What to work on
An unchanged copy of every record below, without pictures, is the goal.

[Items from a data source]

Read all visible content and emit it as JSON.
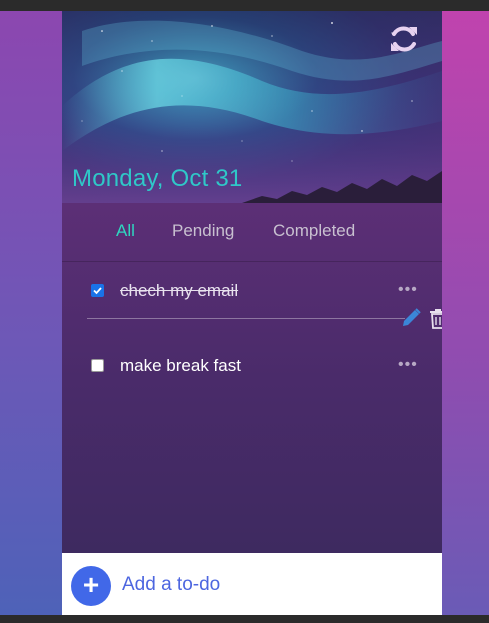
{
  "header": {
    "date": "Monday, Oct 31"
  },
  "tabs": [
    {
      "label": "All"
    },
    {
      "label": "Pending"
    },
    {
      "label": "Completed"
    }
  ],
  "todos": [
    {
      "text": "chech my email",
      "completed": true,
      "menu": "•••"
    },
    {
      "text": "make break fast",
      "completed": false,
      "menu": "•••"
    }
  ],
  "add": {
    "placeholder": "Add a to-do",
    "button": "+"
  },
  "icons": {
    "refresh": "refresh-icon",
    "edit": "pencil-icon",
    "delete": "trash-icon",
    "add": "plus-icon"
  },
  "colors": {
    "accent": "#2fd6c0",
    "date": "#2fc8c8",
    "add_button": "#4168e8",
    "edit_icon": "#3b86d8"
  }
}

Response to this exercise
Read all visible content and emit it as JSON.
{
  "header": {
    "date": "Monday, Oct 31"
  },
  "tabs": [
    {
      "label": "All"
    },
    {
      "label": "Pending"
    },
    {
      "label": "Completed"
    }
  ],
  "todos": [
    {
      "text": "chech my email",
      "completed": true,
      "menu": "•••"
    },
    {
      "text": "make break fast",
      "completed": false,
      "menu": "•••"
    }
  ],
  "add": {
    "placeholder": "Add a to-do",
    "button": "+"
  },
  "icons": {
    "refresh": "refresh-icon",
    "edit": "pencil-icon",
    "delete": "trash-icon",
    "add": "plus-icon"
  },
  "colors": {
    "accent": "#2fd6c0",
    "date": "#2fc8c8",
    "add_button": "#4168e8",
    "edit_icon": "#3b86d8"
  }
}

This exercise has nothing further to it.